Which brings me back to my point. It’s not fair — actually, I think it’s perfectly fair, but let’s just grant the point for the sake of argument — that in a classy establishment, someone dressed like Grace Kelly will get better treatment than your average hoodie-chick:
Imagine that. (And lest I be accused of bias, that’s a model in the second picture and not yer typical street skank.)
I also know that in oh-so-egalitarian America, we don’t put up with class and airs, so it really shouldn’t matter. Uh huh. You’re quite welcome to think that, but in return you have to tell me the color of the sun on your imaginary planet.
And in any event, the woefully-dressed Joanne Harris was “snooted” at Harvey Nichols, which is one of the classiest stores in the world, let alone London, and they make no bones about the fact that they cater to people of wealth and class — how the sales staff are dressed should give anyone a clue.
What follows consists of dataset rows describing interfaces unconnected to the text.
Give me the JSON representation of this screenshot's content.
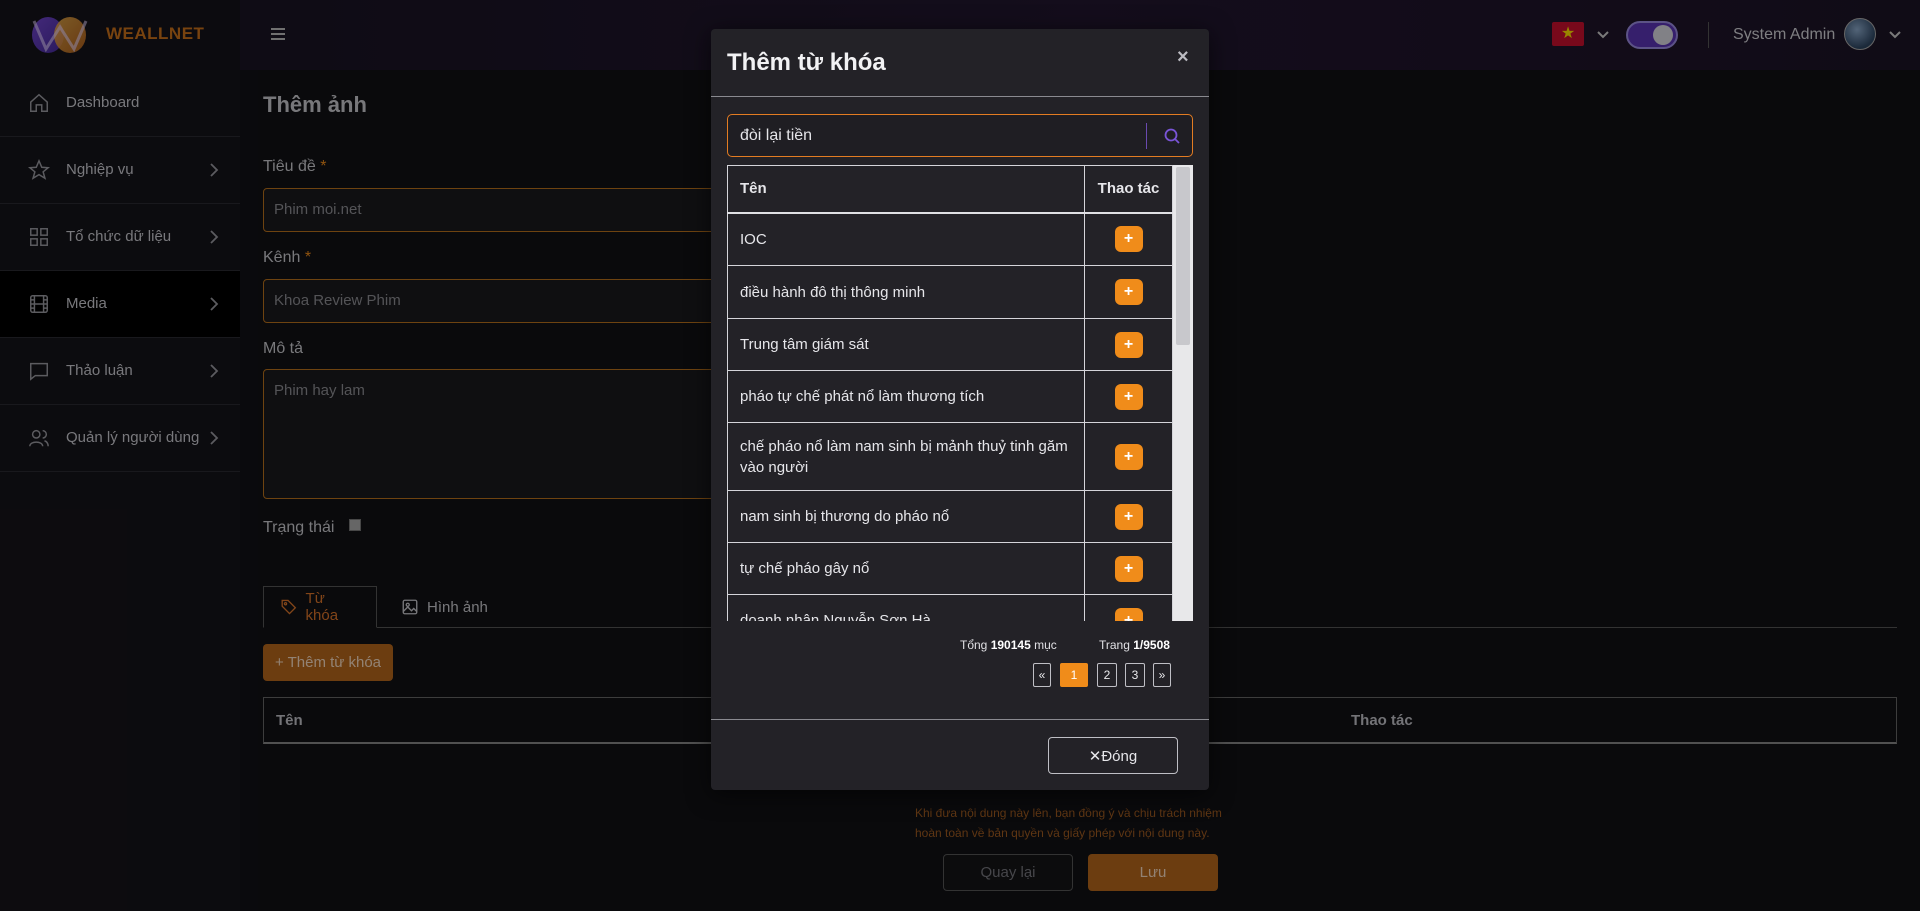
{
  "brand": {
    "name": "WEALLNET"
  },
  "sidebar": {
    "items": [
      {
        "label": "Dashboard",
        "icon": "home-icon"
      },
      {
        "label": "Nghiệp vụ",
        "icon": "star-icon"
      },
      {
        "label": "Tổ chức dữ liệu",
        "icon": "grid-icon"
      },
      {
        "label": "Media",
        "icon": "film-icon",
        "active": true
      },
      {
        "label": "Thảo luận",
        "icon": "chat-icon"
      },
      {
        "label": "Quản lý người dùng",
        "icon": "users-icon"
      }
    ]
  },
  "topbar": {
    "flag": "★",
    "user_name": "System Admin",
    "dark_mode": true
  },
  "form": {
    "page_title": "Thêm ảnh",
    "title_label": "Tiêu đề",
    "title_value": "Phim moi.net",
    "channel_label": "Kênh",
    "channel_value": "Khoa Review Phim",
    "desc_label": "Mô tả",
    "desc_value": "Phim hay lam",
    "status_label": "Trạng thái",
    "required_mark": "*",
    "tabs": [
      {
        "label": "Từ khóa",
        "active": true
      },
      {
        "label": "Hình ảnh",
        "active": false
      }
    ],
    "add_keyword_button": "+ Thêm từ khóa",
    "table_headers": [
      "Tên",
      "Thao tác"
    ],
    "notice": "Khi đưa nội dung này lên, bạn đồng ý và chịu trách nhiệm hoàn toàn về bản quyền và giấy phép với nội dung này.",
    "back_button": "Quay lại",
    "save_button": "Lưu"
  },
  "modal": {
    "title": "Thêm từ khóa",
    "close_symbol": "×",
    "search_value": "đòi lại tiền",
    "columns": {
      "name": "Tên",
      "action": "Thao tác"
    },
    "rows": [
      "IOC",
      "điều hành đô thị thông minh",
      "Trung tâm giám sát",
      "pháo tự chế phát nổ làm thương tích",
      "chế pháo nổ làm nam sinh bị mảnh thuỷ tinh găm vào người",
      "nam sinh bị thương do pháo nổ",
      "tự chế pháo gây nổ",
      "doanh nhân Nguyễn Sơn Hà"
    ],
    "add_symbol": "+",
    "total_prefix": "Tổng",
    "total_count": "190145",
    "total_suffix": "mục",
    "page_prefix": "Trang",
    "page_value": "1/9508",
    "pages": [
      "«",
      "1",
      "2",
      "3",
      "»"
    ],
    "current_page": "1",
    "close_button": "✕Đóng"
  },
  "colors": {
    "accent": "#f08c1a",
    "brand": "#c9701a",
    "toggle": "#5b35b5"
  }
}
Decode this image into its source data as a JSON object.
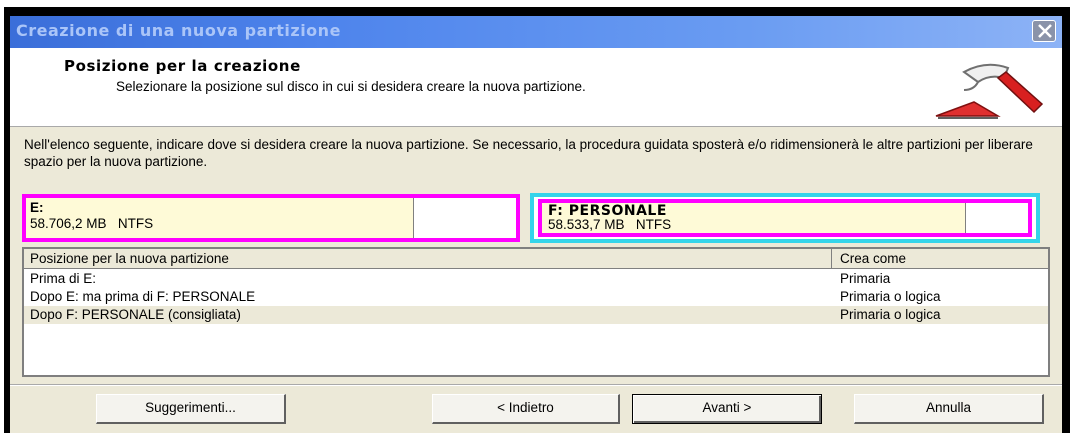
{
  "window": {
    "title": "Creazione di una nuova partizione"
  },
  "header": {
    "title": "Posizione per la creazione",
    "subtitle": "Selezionare la posizione sul disco in cui si desidera creare la nuova partizione."
  },
  "intro": "Nell'elenco seguente, indicare dove si desidera creare la nuova partizione. Se necessario, la procedura guidata sposterà e/o ridimensionerà le altre partizioni per liberare spazio per la nuova partizione.",
  "partitions": [
    {
      "name": "E:",
      "size": "58.706,2 MB",
      "fs": "NTFS",
      "used_fraction": 0.79
    },
    {
      "name": "F:  PERSONALE",
      "size": "58.533,7 MB",
      "fs": "NTFS",
      "used_fraction": 0.87
    }
  ],
  "list": {
    "columns": [
      "Posizione per la nuova partizione",
      "Crea come"
    ],
    "rows": [
      {
        "position": "Prima di E:",
        "type": "Primaria"
      },
      {
        "position": "Dopo E:  ma prima di F: PERSONALE",
        "type": "Primaria o logica"
      },
      {
        "position": "Dopo F: PERSONALE  (consigliata)",
        "type": "Primaria o logica"
      }
    ]
  },
  "buttons": {
    "hints": "Suggerimenti...",
    "back": "< Indietro",
    "next": "Avanti >",
    "cancel": "Annulla"
  },
  "colors": {
    "selection_outline": "#ff00ff",
    "focus_outline": "#34d4ea",
    "used_space": "#fefad7"
  }
}
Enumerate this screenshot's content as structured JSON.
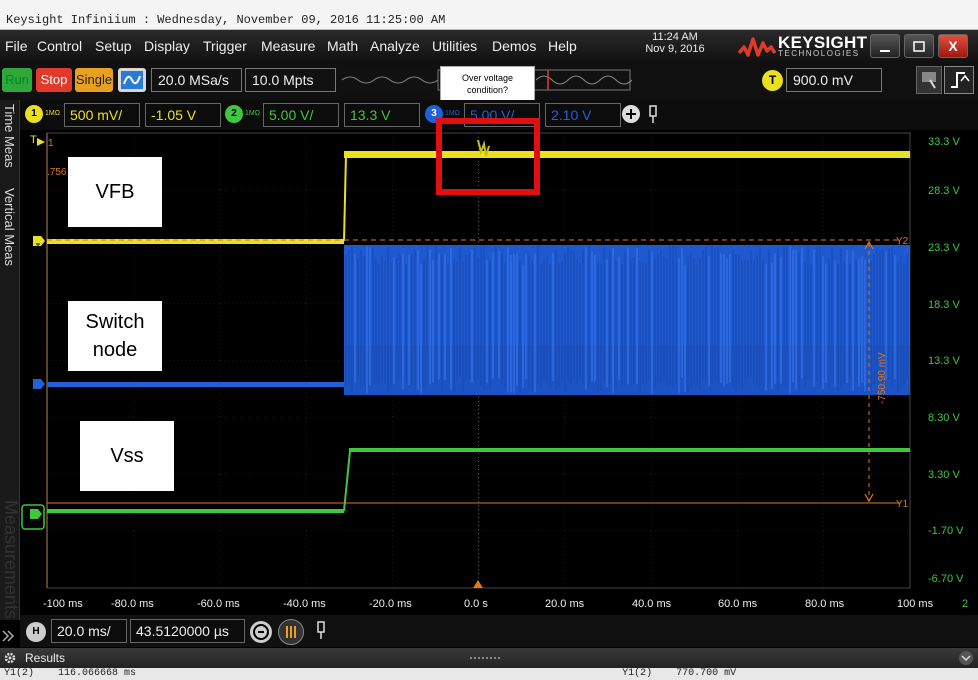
{
  "window": {
    "title": "Keysight Infiniium : Wednesday, November 09, 2016 11:25:00 AM"
  },
  "menu": [
    "File",
    "Control",
    "Setup",
    "Display",
    "Trigger",
    "Measure",
    "Math",
    "Analyze",
    "Utilities",
    "Demos",
    "Help"
  ],
  "clock": {
    "time": "11:24 AM",
    "date": "Nov 9, 2016"
  },
  "brand": {
    "name": "KEYSIGHT",
    "sub": "TECHNOLOGIES"
  },
  "window_buttons": {
    "close": "X"
  },
  "toolbar": {
    "run": "Run",
    "stop": "Stop",
    "single": "Single",
    "sample_rate": "20.0 MSa/s",
    "memory_depth": "10.0 Mpts",
    "trigger_level": "900.0 mV",
    "trigger_badge": "T"
  },
  "annotation_callout": "Over voltage condition?",
  "channels": [
    {
      "number": "1",
      "impedance": "1MΩ",
      "scale": "500 mV/",
      "offset": "-1.05 V",
      "color": "#e8e020"
    },
    {
      "number": "2",
      "impedance": "1MΩ",
      "scale": "5.00 V/",
      "offset": "13.3 V",
      "color": "#3ec83e"
    },
    {
      "number": "3",
      "impedance": "1MΩ",
      "scale": "5.00 V/",
      "offset": "2.10 V",
      "color": "#2060d8"
    }
  ],
  "side_tabs": [
    "Time Meas",
    "Vertical Meas"
  ],
  "side_watermark": "Measurements",
  "right_axis_labels": [
    "33.3 V",
    "28.3 V",
    "23.3 V",
    "18.3 V",
    "13.3 V",
    "8.30 V",
    "3.30 V",
    "-1.70 V",
    "-6.70 V"
  ],
  "time_axis_labels": [
    "-100 ms",
    "-80.0 ms",
    "-60.0 ms",
    "-40.0 ms",
    "-20.0 ms",
    "0.0 s",
    "20.0 ms",
    "40.0 ms",
    "60.0 ms",
    "80.0 ms",
    "100 ms"
  ],
  "time_axis_suffix": "2",
  "markers": {
    "trigger": "T",
    "ch1": "1",
    "ref_value": ".756",
    "y2": "Y2",
    "y1": "Y1",
    "delta": "-750.90 mV"
  },
  "signal_labels": {
    "vfb": "VFB",
    "switch_node": "Switch node",
    "vss": "Vss"
  },
  "horizontal": {
    "badge": "H",
    "scale": "20.0 ms/",
    "position": "43.5120000 µs"
  },
  "results": {
    "title": "Results",
    "row": "Y1(2)    116.066668 ms                                                                                 Y1(2)    770.700 mV"
  },
  "colors": {
    "ch1": "#e8e020",
    "ch2": "#3ec83e",
    "ch3": "#2060d8",
    "cursor": "#e07818",
    "highlight": "#e01010"
  }
}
Just for being so dense and clueless, Harris should have been tossed out of the store on her ass, let alone snooted.
At the heart of her snit, by the way, is a kind of arrogance: “I’m smart! I’m classy! I’m a writer! I’m famous! I have a healthy bank balance! And you should know all this and should defer to me, even though you have no idea who I am, and despite the fact that I look like a street slapper!”
And for the staff at Harvey Nichols: you may have lost this classless harpy as a customer, but I for one promise to visit you the next time I’m in London, and buy something from you because — guess what? — I like the idea that the staff discourages hooligans from frequenting their wonderful store. It makes for a better shopping experience, for me. And I too am a customer, and one moreover who won’t look like he just got off the bus from some council block in the East End.
Patsy (from Absolutely Fabulous) would quite possibly stop shopping there too, but because “Harvey Nics lets just anyone shop there these days, sweetie-darling. Even those dreadful hoodie-types.”
At Harvey Nichols, Patsy’s type is in the majority, not Joanne Harris’s, and the store runs their business accordingly. Good for them, say I.